What lines of the data hold the string "position"? Copy them all.
**********
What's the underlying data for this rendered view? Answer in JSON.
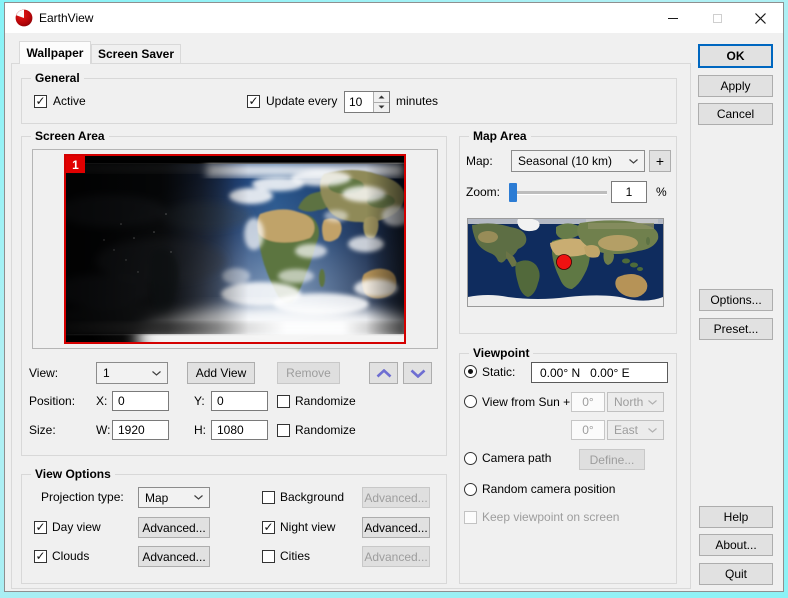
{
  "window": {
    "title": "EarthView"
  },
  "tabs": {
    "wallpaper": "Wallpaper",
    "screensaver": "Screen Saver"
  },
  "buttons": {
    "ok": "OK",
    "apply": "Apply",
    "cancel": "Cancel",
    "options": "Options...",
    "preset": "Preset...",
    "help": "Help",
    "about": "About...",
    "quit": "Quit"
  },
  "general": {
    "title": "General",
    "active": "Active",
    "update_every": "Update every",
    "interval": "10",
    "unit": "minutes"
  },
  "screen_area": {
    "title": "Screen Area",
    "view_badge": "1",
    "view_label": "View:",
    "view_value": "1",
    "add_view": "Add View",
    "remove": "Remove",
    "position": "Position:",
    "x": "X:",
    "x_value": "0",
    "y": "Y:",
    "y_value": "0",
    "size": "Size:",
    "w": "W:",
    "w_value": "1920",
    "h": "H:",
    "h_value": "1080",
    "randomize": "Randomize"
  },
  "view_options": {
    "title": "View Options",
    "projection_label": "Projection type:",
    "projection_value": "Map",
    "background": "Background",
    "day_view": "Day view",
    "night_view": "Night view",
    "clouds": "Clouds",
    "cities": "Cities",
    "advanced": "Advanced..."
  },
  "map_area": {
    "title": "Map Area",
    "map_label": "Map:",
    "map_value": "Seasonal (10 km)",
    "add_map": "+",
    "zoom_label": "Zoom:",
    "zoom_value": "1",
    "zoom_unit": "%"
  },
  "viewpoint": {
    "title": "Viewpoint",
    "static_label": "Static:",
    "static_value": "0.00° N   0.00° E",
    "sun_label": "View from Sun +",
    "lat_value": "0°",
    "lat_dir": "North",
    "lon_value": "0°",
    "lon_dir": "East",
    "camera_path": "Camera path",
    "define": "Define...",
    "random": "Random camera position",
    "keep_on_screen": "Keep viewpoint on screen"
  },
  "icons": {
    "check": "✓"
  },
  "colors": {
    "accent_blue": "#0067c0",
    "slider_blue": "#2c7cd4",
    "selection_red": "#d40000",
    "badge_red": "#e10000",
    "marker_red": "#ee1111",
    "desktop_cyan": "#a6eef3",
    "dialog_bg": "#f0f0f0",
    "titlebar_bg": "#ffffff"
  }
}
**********
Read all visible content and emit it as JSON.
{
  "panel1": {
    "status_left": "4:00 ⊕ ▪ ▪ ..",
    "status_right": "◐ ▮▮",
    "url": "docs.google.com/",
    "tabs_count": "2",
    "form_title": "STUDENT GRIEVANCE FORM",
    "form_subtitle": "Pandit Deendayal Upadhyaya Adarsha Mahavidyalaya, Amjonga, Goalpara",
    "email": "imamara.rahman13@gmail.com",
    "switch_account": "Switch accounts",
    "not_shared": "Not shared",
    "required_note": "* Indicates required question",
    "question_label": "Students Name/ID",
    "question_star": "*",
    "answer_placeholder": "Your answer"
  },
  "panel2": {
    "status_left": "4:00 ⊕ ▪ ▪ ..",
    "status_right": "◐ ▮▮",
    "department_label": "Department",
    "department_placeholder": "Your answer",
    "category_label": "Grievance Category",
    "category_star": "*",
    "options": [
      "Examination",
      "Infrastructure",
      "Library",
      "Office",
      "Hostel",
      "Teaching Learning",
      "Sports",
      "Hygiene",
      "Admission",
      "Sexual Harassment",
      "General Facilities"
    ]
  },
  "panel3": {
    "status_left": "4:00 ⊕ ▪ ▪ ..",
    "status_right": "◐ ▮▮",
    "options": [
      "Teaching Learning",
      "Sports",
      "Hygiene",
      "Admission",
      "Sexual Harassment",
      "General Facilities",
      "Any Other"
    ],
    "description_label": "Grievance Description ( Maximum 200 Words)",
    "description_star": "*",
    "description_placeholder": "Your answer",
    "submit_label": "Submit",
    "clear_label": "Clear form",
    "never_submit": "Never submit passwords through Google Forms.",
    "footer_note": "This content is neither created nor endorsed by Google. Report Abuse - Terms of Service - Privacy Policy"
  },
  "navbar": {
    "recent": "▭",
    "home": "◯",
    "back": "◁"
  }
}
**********
EXERCISE SOLUTION ::
    "position": "Position:",
    "random": "Random camera position",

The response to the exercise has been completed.